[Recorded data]
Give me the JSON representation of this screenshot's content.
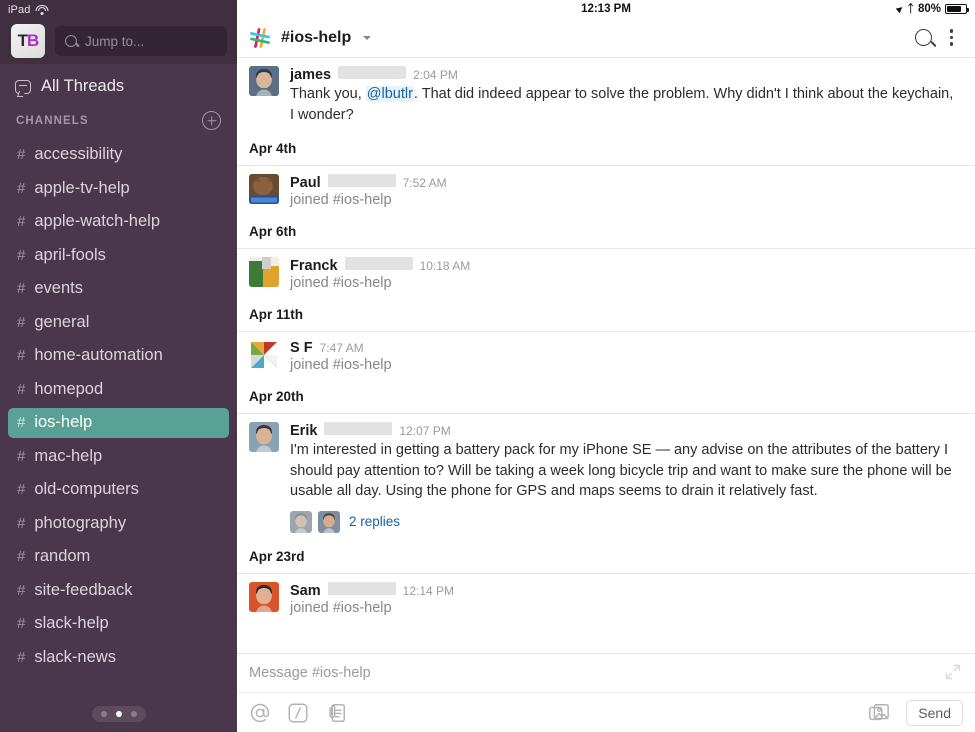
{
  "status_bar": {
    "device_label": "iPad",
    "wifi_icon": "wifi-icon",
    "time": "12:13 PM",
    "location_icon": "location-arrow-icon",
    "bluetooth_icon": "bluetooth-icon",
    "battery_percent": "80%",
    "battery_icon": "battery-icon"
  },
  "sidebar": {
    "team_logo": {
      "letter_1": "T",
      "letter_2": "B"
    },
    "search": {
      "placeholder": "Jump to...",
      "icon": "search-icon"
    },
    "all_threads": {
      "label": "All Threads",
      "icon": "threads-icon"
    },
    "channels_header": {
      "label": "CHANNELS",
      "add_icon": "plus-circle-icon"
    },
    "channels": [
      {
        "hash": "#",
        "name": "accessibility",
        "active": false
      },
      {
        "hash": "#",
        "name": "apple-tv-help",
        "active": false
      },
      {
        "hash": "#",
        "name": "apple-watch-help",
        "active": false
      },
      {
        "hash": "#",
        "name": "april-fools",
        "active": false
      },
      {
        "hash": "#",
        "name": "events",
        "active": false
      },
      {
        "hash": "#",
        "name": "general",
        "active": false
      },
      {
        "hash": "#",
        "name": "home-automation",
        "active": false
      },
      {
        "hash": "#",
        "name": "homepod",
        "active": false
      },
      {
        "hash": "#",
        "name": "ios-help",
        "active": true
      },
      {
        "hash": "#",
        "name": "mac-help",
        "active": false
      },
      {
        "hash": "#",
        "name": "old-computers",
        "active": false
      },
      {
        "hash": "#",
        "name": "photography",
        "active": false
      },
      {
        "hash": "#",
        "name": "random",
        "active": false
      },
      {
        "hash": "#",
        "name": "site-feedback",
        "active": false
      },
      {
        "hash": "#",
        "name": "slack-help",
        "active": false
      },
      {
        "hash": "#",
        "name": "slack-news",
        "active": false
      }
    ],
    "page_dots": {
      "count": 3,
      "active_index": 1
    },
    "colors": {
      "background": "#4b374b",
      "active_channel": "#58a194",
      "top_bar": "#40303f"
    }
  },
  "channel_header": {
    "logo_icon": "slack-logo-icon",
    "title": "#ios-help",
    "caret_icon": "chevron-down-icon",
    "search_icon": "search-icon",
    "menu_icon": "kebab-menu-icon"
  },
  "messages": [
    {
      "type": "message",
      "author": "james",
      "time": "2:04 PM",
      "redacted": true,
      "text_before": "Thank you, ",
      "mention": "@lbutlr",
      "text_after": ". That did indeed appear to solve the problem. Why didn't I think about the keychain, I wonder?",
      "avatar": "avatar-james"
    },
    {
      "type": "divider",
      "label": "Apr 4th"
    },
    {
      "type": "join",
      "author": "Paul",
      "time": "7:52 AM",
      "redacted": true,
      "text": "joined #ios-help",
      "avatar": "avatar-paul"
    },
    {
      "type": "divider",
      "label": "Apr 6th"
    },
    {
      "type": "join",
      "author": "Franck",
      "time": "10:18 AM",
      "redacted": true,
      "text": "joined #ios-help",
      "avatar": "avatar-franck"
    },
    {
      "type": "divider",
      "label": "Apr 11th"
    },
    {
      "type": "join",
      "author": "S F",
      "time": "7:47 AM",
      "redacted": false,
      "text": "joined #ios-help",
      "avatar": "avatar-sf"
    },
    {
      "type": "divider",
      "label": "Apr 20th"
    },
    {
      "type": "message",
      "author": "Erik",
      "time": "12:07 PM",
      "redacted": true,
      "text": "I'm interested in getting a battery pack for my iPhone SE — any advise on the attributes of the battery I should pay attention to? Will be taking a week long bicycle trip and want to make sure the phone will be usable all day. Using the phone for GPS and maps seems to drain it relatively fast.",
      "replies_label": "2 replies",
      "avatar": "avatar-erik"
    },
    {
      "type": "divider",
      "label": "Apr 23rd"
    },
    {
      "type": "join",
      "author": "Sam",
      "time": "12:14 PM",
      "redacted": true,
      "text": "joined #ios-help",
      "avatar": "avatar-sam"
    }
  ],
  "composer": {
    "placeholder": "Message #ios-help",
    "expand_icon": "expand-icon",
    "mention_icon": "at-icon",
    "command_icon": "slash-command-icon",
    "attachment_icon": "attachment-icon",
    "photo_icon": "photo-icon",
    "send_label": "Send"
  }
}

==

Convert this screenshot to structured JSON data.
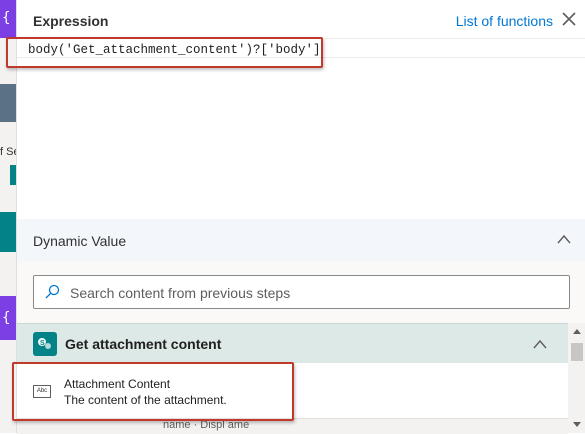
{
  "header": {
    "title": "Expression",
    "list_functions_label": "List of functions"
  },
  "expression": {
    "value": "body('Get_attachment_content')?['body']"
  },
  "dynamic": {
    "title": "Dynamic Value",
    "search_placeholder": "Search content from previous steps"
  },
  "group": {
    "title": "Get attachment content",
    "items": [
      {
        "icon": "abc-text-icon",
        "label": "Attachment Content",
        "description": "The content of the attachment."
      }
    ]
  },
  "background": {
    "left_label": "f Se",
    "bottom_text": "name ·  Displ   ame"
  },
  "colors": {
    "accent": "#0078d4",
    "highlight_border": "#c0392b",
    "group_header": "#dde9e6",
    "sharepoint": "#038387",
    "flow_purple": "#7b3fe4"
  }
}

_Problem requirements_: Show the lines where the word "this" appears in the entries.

_Task answer_:
Give me the JSON representation of this screenshot's content.
Convert this screenshot to structured JSON data.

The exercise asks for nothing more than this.